Idk if I’d go as far to call it addiction, but most of these people don’t really question the ‘why’ of the preorder. Which does worry me.

I feel calling it an addiction of sorts is justifiable. Reason being, I’ve seen FAR too many times players vowing to stop preordering, or buying period from certain teams, yet when that withdrawal syndrome kicks in, they go ahead and do one or the other anyway.

It’s more the exception than the rule that players hold true to their resolve, which shows gaming for most is more habit than mere hobby. I wouldn’t dare say it’s true of ALL gamers, just most mainstream gamers, and they are the ones counted on for sales.

That’s fair. To be honest I went through something eerily similar. But then I realized “this game will never get better if I just keep buying it” so I stopped. And now I wait damn near a year for all my games. People try to rationalize it in many ways. But it’s all the same.

Yeah that trend is getting more popular. I’ve chatted on a lot of forums where you look at a member’s spec they list in their profile or sig, and you assume they buy games at or near full price, but a lot of them will wait until they’re ultra cheap, like $10 - $20 or less.

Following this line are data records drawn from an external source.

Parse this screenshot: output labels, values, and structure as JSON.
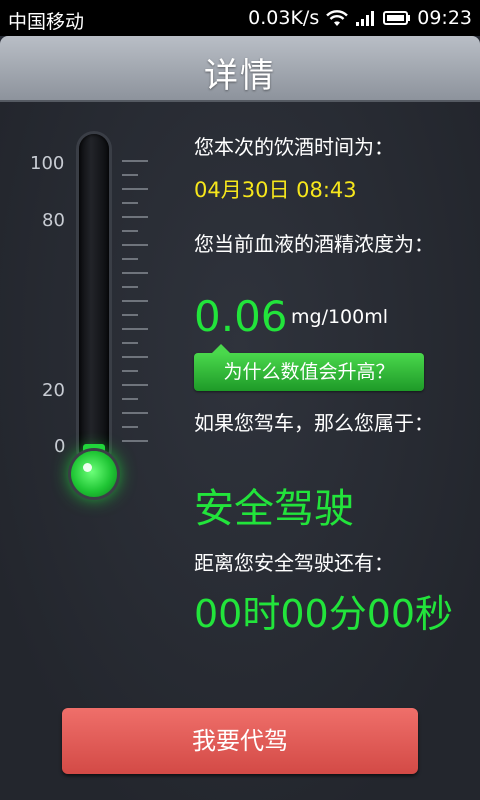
{
  "status_bar": {
    "carrier": "中国移动",
    "network_speed": "0.03K/s",
    "time": "09:23",
    "icons": [
      "wifi-icon",
      "signal-icon",
      "battery-icon"
    ]
  },
  "header": {
    "title": "详情"
  },
  "thermometer": {
    "scale_labels": [
      "100",
      "80",
      "20",
      "0"
    ],
    "level_mg_per_100ml": 0.06,
    "fill_color": "#22d33b"
  },
  "details": {
    "drink_time_label": "您本次的饮酒时间为：",
    "drink_time_value": "04月30日 08:43",
    "bac_label": "您当前血液的酒精浓度为：",
    "bac_value": "0.06",
    "bac_unit": "mg/100ml",
    "why_button": "为什么数值会升高？",
    "driving_label": "如果您驾车，那么您属于：",
    "driving_status": "安全驾驶",
    "countdown_label": "距离您安全驾驶还有：",
    "countdown_value": "00时00分00秒"
  },
  "actions": {
    "designated_driver_button": "我要代驾"
  },
  "colors": {
    "accent_green": "#22e43b",
    "time_yellow": "#f6e61c",
    "button_red": "#e05a56"
  }
}
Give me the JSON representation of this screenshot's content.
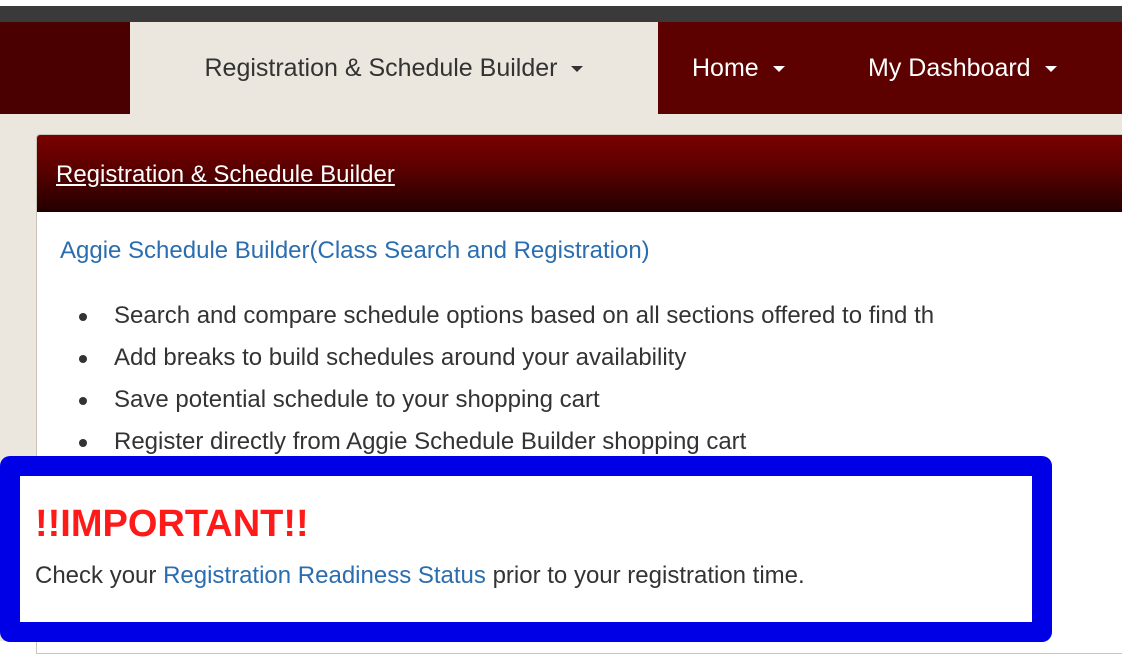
{
  "nav": {
    "tabs": [
      {
        "label": "Registration & Schedule Builder"
      },
      {
        "label": "Home"
      },
      {
        "label": "My Dashboard"
      }
    ]
  },
  "panel": {
    "title": "Registration & Schedule Builder",
    "asb_link": "Aggie Schedule Builder(Class Search and Registration)",
    "bullets": [
      "Search and compare schedule options based on all sections offered to find th",
      "Add breaks to build schedules around your availability",
      "Save potential schedule to your shopping cart",
      "Register directly from Aggie Schedule Builder shopping cart"
    ]
  },
  "notice": {
    "heading": "!!IMPORTANT!!",
    "before": "Check your ",
    "link": "Registration Readiness Status",
    "after": " prior to your registration time."
  },
  "colors": {
    "nav_bg": "#5c0000",
    "active_tab_bg": "#ebe7df",
    "link": "#2a6db0",
    "important": "#ff1a1a",
    "highlight_border": "#0000e6"
  }
}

I also think once you unburden yourself of the feeling like you gotta have everything now, it adds to your awareness that there’s always something else to do, or something else to play. This mindset of being under the influence of game hype is not healthy really.